FARA contains several exemptions that limit the scope of its registration requirements, the most important of which are for (1) persons engaging only in private and nonpolitical activities in furtherance of a foreign principal's trade or commerce; (2) persons engaged in activities in furtherance of bona fide religious, scholastic, academic, or scientific pursuits or of the fine arts; (3) lawyers representing a disclosed foreign principal before any court of law or any agency of the U.S. Government; and (4) any foreign agent that has previously registered under the Lobbying Disclosure Act ("LDA"), except for those representing foreign governments and foreign political parties.
The last exemption is important, because it allows agents to register and report under the LDA rather than FARA when representing foreign entities other than governments and political parties. The LDA is a much less burdensome statute with simpler reporting obligations.
Registering and Reporting Procedures under FARA
To register under FARA, a foreign agent must file three forms: (1) a Registration Statement for the foreign agent; (2) Exhibits A and B to the registration statement, which set forth background information on the foreign principal and the contractual relationship with the foreign principal; and (3) individual filings (called "short forms") for each individual who will engage in registrable activities on behalf of the foreign principal (i.e., officers, employees, etc.). Once registered, on a semi-annual basis, the registrant must report the activities performed on behalf of the foreign principal and funds received from, or disbursed on behalf of, the foreign principal, including political contributions made by each short-form registrant.

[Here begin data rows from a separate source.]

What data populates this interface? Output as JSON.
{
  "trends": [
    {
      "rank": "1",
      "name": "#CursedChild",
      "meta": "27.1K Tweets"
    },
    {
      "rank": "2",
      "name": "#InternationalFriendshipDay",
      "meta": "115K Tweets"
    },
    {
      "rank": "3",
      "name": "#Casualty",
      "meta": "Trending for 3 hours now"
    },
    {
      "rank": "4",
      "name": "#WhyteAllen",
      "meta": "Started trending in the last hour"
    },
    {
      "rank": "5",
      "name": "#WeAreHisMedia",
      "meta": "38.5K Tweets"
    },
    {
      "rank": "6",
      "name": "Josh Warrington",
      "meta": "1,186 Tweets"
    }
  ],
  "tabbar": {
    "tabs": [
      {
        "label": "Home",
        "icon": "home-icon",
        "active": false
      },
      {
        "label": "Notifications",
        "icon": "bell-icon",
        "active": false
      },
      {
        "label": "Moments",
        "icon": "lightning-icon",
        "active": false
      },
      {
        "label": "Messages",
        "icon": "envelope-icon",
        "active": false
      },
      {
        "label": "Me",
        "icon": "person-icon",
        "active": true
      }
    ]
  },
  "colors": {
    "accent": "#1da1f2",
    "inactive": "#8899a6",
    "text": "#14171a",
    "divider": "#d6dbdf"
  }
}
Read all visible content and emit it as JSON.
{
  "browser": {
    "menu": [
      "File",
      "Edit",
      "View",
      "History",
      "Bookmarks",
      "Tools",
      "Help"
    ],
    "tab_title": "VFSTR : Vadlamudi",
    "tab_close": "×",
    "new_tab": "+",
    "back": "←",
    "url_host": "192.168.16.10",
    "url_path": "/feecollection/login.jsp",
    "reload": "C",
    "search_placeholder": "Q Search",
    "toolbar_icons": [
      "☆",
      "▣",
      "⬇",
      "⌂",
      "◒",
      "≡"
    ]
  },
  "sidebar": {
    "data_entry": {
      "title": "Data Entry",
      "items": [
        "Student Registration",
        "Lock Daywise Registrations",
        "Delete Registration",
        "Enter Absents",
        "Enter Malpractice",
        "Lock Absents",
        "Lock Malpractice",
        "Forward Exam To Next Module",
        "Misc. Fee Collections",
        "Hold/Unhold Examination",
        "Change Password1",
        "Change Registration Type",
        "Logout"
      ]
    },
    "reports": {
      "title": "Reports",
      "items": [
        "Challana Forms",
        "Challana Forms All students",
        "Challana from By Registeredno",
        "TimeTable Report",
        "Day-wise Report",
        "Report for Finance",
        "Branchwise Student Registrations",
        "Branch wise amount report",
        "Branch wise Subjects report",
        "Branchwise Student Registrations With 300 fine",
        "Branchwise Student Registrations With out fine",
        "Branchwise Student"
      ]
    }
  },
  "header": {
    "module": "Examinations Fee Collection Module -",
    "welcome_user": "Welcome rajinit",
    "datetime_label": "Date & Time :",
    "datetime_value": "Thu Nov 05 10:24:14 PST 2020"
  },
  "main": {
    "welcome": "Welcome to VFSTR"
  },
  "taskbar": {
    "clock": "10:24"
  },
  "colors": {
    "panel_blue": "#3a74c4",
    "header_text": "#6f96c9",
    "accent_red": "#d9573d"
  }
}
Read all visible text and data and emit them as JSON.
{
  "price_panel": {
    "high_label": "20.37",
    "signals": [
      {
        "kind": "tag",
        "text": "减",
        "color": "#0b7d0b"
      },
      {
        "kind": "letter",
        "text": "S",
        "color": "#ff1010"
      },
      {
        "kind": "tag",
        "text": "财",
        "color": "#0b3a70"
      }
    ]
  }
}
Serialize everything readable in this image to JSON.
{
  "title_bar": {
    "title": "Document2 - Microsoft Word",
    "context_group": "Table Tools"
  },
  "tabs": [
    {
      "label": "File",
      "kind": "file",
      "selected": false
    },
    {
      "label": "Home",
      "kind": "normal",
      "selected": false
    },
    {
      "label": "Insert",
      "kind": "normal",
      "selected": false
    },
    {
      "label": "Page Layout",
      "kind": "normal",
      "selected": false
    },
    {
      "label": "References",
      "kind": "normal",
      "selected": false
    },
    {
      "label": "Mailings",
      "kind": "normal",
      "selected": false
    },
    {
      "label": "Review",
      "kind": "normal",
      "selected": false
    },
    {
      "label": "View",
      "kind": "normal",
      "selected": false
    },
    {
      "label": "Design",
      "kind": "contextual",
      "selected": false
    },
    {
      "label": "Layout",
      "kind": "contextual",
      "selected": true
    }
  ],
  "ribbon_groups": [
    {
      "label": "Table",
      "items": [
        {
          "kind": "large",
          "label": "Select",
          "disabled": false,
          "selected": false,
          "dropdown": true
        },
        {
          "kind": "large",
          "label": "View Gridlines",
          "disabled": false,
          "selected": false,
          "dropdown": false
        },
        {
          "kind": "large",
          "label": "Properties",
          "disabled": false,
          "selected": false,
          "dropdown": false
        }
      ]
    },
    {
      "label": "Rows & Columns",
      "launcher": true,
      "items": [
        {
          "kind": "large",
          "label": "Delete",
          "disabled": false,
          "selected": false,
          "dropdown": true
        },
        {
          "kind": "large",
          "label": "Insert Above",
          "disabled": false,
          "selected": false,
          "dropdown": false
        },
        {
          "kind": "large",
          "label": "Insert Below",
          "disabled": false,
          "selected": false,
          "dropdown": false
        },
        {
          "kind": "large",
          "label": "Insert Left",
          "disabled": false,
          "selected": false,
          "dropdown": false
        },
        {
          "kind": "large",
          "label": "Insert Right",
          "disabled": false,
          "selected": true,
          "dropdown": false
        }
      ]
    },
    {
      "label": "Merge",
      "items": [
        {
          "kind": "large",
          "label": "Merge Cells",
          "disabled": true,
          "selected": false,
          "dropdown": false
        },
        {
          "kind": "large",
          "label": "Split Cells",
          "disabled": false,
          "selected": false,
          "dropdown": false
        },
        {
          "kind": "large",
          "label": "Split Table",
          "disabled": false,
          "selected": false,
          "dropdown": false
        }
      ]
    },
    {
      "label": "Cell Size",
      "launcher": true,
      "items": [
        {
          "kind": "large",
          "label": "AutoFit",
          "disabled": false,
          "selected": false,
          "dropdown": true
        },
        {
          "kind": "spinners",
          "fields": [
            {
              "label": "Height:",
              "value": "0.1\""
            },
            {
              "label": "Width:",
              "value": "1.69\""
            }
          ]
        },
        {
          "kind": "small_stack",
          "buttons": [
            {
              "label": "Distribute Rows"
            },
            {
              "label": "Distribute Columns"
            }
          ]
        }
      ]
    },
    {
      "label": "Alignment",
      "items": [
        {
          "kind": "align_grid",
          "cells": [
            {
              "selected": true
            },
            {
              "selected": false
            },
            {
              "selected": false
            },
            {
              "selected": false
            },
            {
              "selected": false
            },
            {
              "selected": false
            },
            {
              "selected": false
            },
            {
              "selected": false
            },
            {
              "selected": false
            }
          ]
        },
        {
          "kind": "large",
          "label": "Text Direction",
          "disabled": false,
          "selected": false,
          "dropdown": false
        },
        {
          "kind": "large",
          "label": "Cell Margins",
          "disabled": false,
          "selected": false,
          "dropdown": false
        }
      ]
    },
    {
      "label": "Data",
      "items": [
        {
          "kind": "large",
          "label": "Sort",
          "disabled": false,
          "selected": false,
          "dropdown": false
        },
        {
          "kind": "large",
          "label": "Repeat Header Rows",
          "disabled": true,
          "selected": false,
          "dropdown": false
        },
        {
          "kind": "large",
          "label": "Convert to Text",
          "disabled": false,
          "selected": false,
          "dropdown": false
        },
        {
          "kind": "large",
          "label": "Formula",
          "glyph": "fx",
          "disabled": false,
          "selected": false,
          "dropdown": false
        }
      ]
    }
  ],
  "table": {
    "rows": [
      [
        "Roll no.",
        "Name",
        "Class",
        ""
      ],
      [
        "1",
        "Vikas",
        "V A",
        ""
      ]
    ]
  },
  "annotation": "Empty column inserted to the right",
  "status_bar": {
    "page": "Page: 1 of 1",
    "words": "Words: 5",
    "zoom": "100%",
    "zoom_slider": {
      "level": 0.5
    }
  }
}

In addition, FARA requires registrants to file with the Registration Unit, within forty-eight hours, two copies of any informational materials disseminated on behalf of the foreign principal to two or more persons. All informational materials must contain a "conspicuous statement" on the cover identifying the name of the registrant and the name of the foreign principal, and advising that the recipient may obtain information about the registrant through the Registration Unit. Finally, any informational material given to a Member of Congress or a U.S. government official must include a statement that the person distributing the materials is a registered agent of a foreign principal.
The content of this article is intended to provide a general guide to the subject matter. Specialist advice should be sought about your specific circumstances.